Getting youth to connect with local seniors turned into an unexpected and welcome success story for the Village of Fruitvale and Area A.
The community’s unique Letter Links and Pay it Forward programs have proven a relief from COVID and a positive experience for both students and Beaver Valley seniors.
Fruitvale councillor Vickie Fitzpatrick was the inspiration behind the Letter Links pen-pal program.
She approached Fruitvale Mayor Steve Morissette and Area A director Ali Grieve for support, and then asked Fruitvale Elementary School (FES) teacher Danielle Morissette if her Grade 6 and 7 students would come on board.
“Danielle said I’m all in, and she organized her students, we put a call out for who wanted to join, and we had about two dozen (seniors) respond,” explained Fitzpatrick.
“And they’re so excited.”
The Letter Links program mobilized FES Grade 6-7 students to put pen or pencil to paper in a pen-pal exchange with B.V. seniors.
“There are 27 seniors now that we have and the kids are writing to,” said Danielle. “It’s definitely a process, a learning curve. We’ve definitely learned how to address letters, envelopes, and putting the stamp on the envelope. Sometimes we’ll walk down to the post office and put them in the box.”
The pen-pal exchange has lifted spirits and been mutually beneficial, especially during the pandemic when many seniors are isolated.
“There are a variety of ages, I know one senior is 80 or 90 so the kids get quite a kick out of it,” said Danielle. “It’s been nice. One of the girls it was her birthday and she got a birthday card from her senior.”

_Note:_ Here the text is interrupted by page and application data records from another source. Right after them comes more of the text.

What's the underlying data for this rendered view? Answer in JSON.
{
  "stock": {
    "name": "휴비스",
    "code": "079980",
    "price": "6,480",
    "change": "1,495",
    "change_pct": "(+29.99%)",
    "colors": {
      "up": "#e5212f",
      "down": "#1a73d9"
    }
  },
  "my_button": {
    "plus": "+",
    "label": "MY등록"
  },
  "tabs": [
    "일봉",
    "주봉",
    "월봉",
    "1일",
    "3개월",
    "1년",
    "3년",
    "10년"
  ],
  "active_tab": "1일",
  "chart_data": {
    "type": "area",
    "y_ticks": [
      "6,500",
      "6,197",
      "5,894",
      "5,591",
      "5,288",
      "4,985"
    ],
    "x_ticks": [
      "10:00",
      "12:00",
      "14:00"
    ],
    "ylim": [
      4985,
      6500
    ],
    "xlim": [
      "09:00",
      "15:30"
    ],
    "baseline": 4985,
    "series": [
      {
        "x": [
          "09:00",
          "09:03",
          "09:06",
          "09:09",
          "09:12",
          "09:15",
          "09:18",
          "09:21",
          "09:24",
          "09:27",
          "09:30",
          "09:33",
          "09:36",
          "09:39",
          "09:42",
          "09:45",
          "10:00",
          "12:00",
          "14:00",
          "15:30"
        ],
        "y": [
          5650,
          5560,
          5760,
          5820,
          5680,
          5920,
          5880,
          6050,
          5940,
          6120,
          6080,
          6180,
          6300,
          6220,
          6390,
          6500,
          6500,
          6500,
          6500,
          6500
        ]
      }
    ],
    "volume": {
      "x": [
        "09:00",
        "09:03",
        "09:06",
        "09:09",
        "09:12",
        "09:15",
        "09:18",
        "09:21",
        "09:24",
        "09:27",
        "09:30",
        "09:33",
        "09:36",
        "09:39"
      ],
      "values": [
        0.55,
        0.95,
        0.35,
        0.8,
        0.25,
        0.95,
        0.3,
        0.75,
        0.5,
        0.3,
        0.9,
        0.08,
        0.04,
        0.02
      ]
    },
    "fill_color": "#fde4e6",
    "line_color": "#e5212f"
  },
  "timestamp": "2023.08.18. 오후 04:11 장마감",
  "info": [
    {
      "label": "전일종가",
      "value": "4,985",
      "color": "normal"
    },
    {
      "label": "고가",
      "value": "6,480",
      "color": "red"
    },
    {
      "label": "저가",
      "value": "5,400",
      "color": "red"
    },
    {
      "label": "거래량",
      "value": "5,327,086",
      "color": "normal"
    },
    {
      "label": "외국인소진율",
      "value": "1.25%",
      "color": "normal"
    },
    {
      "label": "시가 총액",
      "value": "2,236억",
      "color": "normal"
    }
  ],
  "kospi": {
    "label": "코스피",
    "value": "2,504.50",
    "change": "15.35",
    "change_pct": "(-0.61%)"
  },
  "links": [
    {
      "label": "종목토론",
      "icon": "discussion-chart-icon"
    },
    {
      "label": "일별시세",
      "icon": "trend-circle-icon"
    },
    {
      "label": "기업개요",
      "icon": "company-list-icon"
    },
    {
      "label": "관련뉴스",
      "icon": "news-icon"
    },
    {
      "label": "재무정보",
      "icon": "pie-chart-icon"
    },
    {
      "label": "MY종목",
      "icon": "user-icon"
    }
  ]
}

In the Pay It Forward program, J. L. Crowe Secondary school students Marci Brooks and Tyler Dalton volunteered their time to help seniors tend their gardens, help with yard work, and wash windows.
Council was so impressed that community partners Fruitvale and Area A awarded Brooks and Dalton and FES teacher Danielle Morissette with a gift of thanks on Tuesday (May 25) for their contributions.
Both Morissette and Grieve were Letter Links participants, as Grieve only sees an upside to the engagement between B.V. youth and its senior population.
“Thinking ahead, maybe once this activity is over and COVID is behind us, this could maybe evolve into some face-to-face time with seniors at their own functions, at the luncheons and the coffees,” said Fitzpatrick.
One unique challenge for students was deciphering the seniors’ elegant cursive writing strokes, a special learning experience of its own. And soon, students found themselves getting excited about Canada Post and mail delivery.
“It was one of the most rewarding programs that we’ve seen,” said Fitzpatrick. “The seniors are over the moon. My friend, picked one up, went to the park, started to read it, and started to cry.
“She said, ‘It was the sweetest thing I’d ever received.’”